He experimented with different music genres before studying music production in college in Sacramento, Calif. He later worked with J. Street Recorders and also studied with film and television composer Wendell Yuponce (“American Princess,” “Curb Your Enthusiasm,” “Daisy Does America”).
After moving to Los Angeles he worked on film, concert and video game projects
During that time he worked with Golden Globe-winning composer Richard Horowitz (“Any Given Sunday,” “The Sheltering Sky”, “Return to Rajapur”) and vocalist and composer Sussan Deyhim (“Sleeper Cell,” “The Last Temptation Of Christ,” “The Kite Runner”), as well as on projects with Frank Serafine (“Star Trek,””Addams Family”,”Hunt For Red October”) and Gingger Shankar (“Passion Of The Christ”).

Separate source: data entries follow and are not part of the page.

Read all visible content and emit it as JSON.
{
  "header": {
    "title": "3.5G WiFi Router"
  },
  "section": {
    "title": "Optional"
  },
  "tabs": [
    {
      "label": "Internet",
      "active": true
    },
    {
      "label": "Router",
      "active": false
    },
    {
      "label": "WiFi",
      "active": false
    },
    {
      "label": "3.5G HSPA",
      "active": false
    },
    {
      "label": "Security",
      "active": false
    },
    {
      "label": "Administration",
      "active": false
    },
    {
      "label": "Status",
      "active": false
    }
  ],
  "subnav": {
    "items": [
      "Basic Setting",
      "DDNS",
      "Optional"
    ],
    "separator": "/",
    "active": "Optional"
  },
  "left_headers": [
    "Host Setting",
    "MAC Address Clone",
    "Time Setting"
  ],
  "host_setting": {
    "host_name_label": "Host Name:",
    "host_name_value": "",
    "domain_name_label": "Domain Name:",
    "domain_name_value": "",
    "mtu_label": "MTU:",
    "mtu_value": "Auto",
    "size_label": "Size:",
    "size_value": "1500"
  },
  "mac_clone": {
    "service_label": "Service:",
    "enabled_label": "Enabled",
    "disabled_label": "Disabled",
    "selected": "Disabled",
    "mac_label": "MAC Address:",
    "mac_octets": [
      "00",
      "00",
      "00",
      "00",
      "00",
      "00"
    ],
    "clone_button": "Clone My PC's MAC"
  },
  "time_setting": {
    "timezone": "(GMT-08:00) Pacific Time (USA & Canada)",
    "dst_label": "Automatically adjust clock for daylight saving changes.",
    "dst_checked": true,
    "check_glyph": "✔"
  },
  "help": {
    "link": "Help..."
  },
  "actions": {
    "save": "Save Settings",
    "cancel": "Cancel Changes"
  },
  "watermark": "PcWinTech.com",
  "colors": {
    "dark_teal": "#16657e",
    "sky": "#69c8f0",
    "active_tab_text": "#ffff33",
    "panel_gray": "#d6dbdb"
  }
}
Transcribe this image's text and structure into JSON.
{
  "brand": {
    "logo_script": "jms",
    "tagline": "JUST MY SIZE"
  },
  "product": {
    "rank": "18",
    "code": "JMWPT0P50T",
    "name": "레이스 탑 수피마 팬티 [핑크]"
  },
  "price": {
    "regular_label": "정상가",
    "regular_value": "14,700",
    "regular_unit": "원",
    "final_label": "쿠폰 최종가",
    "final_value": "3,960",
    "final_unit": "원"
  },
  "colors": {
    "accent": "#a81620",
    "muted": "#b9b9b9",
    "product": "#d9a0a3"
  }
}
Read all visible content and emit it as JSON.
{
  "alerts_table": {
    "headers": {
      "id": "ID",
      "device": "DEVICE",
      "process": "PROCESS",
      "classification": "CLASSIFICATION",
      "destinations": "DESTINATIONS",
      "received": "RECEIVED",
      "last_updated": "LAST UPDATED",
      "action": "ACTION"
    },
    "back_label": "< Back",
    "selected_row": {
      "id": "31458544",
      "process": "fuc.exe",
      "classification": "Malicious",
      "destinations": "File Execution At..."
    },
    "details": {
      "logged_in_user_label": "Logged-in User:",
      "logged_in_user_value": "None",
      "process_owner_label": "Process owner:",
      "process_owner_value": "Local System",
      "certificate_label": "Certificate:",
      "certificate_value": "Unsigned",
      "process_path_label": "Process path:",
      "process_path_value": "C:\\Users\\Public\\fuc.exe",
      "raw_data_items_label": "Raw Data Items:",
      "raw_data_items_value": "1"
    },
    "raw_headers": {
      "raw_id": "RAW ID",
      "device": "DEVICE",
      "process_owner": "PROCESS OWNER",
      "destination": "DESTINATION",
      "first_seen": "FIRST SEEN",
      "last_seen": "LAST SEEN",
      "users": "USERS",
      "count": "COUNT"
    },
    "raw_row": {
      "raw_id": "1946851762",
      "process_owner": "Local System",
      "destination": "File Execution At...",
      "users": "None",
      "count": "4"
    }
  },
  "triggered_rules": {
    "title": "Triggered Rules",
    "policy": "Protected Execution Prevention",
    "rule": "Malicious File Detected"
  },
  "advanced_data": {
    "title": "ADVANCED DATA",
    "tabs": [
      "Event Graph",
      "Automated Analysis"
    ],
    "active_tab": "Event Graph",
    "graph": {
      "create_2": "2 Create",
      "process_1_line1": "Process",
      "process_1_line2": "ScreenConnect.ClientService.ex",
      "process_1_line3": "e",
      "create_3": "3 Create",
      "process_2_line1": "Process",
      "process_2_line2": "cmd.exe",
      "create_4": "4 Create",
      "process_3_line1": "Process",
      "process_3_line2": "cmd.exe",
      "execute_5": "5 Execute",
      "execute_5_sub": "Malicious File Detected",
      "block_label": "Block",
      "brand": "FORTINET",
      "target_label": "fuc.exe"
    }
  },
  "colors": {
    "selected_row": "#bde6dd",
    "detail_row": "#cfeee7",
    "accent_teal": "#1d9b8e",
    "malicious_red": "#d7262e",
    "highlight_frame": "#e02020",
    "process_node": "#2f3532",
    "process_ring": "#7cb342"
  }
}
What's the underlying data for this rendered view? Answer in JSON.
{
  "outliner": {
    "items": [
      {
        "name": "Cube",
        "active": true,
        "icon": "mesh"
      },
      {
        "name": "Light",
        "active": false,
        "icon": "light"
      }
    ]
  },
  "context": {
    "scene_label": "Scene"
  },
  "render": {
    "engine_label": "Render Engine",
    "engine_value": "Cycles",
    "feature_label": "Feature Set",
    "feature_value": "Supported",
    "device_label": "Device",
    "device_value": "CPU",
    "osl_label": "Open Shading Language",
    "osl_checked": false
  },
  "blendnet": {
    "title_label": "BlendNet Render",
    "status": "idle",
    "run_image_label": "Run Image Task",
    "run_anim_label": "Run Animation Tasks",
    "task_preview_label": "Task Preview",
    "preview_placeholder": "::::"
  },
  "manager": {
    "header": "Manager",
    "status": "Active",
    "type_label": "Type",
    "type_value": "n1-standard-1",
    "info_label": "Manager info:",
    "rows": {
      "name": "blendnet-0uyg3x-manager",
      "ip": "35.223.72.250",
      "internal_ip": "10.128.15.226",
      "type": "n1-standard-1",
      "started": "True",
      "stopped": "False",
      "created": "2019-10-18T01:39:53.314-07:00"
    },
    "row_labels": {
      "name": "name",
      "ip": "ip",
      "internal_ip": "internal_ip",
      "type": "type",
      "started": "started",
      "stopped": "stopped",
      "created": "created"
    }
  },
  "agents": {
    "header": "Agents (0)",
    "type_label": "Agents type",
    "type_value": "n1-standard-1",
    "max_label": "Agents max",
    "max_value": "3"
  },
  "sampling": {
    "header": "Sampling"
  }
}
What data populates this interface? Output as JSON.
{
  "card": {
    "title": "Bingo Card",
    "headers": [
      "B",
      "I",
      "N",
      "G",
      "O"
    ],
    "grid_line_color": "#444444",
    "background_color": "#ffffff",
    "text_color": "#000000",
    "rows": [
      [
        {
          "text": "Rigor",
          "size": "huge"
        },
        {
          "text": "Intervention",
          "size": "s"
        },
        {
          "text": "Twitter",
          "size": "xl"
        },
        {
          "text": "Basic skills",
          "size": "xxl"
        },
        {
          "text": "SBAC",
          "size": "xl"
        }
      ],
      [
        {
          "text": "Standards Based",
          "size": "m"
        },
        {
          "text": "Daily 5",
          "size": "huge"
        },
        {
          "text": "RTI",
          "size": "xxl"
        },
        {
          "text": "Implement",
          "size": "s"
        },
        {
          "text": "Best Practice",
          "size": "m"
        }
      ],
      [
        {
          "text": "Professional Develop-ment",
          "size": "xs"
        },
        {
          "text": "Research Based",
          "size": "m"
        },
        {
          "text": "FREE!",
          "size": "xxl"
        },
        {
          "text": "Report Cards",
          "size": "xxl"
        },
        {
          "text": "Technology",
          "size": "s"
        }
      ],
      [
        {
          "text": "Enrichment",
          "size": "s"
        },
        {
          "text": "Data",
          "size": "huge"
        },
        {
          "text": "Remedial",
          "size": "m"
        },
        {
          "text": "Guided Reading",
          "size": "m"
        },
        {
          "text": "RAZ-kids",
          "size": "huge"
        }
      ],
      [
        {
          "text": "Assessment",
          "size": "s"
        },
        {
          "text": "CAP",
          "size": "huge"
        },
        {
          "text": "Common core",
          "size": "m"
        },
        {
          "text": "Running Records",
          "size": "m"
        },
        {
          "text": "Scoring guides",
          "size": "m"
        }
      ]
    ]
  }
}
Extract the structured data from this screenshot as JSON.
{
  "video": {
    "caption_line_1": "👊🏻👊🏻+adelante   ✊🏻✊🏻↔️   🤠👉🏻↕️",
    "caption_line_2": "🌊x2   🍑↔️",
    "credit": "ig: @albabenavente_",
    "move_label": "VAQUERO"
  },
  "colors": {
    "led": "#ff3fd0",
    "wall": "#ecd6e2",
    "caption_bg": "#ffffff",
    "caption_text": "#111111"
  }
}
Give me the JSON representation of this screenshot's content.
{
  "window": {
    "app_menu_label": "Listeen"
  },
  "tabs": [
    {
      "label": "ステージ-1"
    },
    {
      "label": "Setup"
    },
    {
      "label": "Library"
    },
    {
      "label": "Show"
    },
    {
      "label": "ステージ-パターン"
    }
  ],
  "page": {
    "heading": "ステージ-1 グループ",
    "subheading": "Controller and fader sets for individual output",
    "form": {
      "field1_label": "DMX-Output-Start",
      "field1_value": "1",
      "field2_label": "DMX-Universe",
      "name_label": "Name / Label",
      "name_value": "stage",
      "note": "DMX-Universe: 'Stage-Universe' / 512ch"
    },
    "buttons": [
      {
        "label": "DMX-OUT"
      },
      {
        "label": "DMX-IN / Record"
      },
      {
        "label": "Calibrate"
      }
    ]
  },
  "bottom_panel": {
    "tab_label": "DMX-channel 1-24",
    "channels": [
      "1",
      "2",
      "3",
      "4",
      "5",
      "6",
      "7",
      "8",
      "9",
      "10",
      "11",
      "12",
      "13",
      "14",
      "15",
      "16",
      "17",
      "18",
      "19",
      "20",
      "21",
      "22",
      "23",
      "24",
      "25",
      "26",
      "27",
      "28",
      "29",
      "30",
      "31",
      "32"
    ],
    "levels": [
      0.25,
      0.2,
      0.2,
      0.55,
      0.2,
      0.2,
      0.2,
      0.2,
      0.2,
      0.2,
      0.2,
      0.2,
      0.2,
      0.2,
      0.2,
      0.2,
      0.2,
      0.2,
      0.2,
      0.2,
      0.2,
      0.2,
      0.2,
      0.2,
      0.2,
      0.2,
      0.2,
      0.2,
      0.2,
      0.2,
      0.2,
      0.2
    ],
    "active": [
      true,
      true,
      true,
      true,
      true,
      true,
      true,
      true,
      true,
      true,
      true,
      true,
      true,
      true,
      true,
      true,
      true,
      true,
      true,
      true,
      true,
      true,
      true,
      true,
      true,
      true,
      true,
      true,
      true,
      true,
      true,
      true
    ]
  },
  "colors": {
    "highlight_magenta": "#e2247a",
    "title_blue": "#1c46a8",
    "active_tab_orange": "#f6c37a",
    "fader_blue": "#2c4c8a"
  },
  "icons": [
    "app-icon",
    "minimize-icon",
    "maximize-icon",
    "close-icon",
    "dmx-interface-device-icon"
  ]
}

His most recent projects include music for the short films “Dirt Nap” and “Stuicide.” It’s a competitive business and a continual challenge.
But Landeros wanted a different kind of challenge and decided to walk across America. He started his quest to raise $1 million for St. Jude’s with his feet instead of his talent on May 7.
“I expect to reach Maine in October,” he said. It will be winter by the end of his coast-to-coast stroll, and Landeros notes that somewhere along the way he’ll need to pick up winter clothing that would be useless dead weight now.
As well as the heat, Landeros also has had some bad experiences with the desert winds and the poor opinion those dry gusts have of tents and their stakes in sandy soil, but the blast-furnace challenges nature has thrown at him are being balanced by the warm hearts of the people he’s met. Motorists stop along the way to learn what he’s doing. Some want to contribute to his journey; some are lost themselves and are just asking directions.
In Moapa, he met several people who helped him find water, food, a better walking route and were generally more friendly than a Los Angles denizen is accustomed to.
In urban areas, he doesn’t need to camp. He’s a “couch surfer.”
Couch surfing is a service provided by a San Francisco-based company that has more than 4 million profiles listed in 246 countries. You register as a host or traveler, and it gives people an opportunity to stay short-term in a welcome home where the traveler can get a shower, wash some clothes, catch up on social media or eat a meal at a table. Don’t worry, there is screening for members; it’s not totally like picking up hitchhikers.
But there won’t be many couches for Landeros to surf on between here and his next scheduled stop in St. George, Utah. A driver would cover the 38 miles to St. George in less than an hour via Interstate15. But Landeros will be pushing that cart 45.9 miles up Old Highway 91. Google maps says that’s a 15-hour walk; but Google doesn’t compute in pushing a heavily laden cart.
Landeros says he no longer trusts the web-based mapping systems after he was mislead a couple of times and got lost. Now he depends on old-tech atlases and road maps.
That’s good. Because if he had requested walking directions from Santa Monica to Maine, he would have discovered a message that says, “Walking directions could not be found between these locations.”
But maybe it should have just said, “Kids, don’t try this at home.”